What you should do -> An exact reproduction of all the entries is the expected answer.

Material to process ->
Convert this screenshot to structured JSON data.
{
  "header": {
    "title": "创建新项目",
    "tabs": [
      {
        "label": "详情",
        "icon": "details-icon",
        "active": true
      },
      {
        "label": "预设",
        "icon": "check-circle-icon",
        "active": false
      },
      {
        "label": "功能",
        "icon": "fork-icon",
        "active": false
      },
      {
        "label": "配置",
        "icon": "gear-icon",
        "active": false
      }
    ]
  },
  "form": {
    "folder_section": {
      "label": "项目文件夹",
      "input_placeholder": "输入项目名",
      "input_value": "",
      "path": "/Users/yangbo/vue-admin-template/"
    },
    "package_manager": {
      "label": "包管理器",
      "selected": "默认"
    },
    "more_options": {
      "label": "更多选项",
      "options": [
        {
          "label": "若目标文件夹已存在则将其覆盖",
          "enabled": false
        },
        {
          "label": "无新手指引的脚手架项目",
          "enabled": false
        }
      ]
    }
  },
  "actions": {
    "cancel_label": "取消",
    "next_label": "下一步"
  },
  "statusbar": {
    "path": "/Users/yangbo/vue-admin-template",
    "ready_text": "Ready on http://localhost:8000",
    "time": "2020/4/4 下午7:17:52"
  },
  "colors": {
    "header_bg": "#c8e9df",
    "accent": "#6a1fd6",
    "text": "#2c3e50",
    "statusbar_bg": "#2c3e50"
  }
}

Answer area ->
Convert this screenshot to structured JSON data.
{
  "header": {
    "title": "创建新项目",
    "tabs": [
      {
        "label": "详情",
        "icon": "details-icon",
        "active": true
      },
      {
        "label": "预设",
        "icon": "check-circle-icon",
        "active": false
      },
      {
        "label": "功能",
        "icon": "fork-icon",
        "active": false
      },
      {
        "label": "配置",
        "icon": "gear-icon",
        "active": false
      }
    ]
  },
  "form": {
    "folder_section": {
      "label": "项目文件夹",
      "input_placeholder": "输入项目名",
      "input_value": "",
      "path": "/Users/yangbo/vue-admin-template/"
    },
    "package_manager": {
      "label": "包管理器",
      "selected": "默认"
    },
    "more_options": {
      "label": "更多选项",
      "options": [
        {
          "label": "若目标文件夹已存在则将其覆盖",
          "enabled": false
        },
        {
          "label": "无新手指引的脚手架项目",
          "enabled": false
        }
      ]
    }
  },
  "actions": {
    "cancel_label": "取消",
    "next_label": "下一步"
  },
  "statusbar": {
    "path": "/Users/yangbo/vue-admin-template",
    "ready_text": "Ready on http://localhost:8000",
    "time": "2020/4/4 下午7:17:52"
  },
  "colors": {
    "header_bg": "#c8e9df",
    "accent": "#6a1fd6",
    "text": "#2c3e50",
    "statusbar_bg": "#2c3e50"
  }
}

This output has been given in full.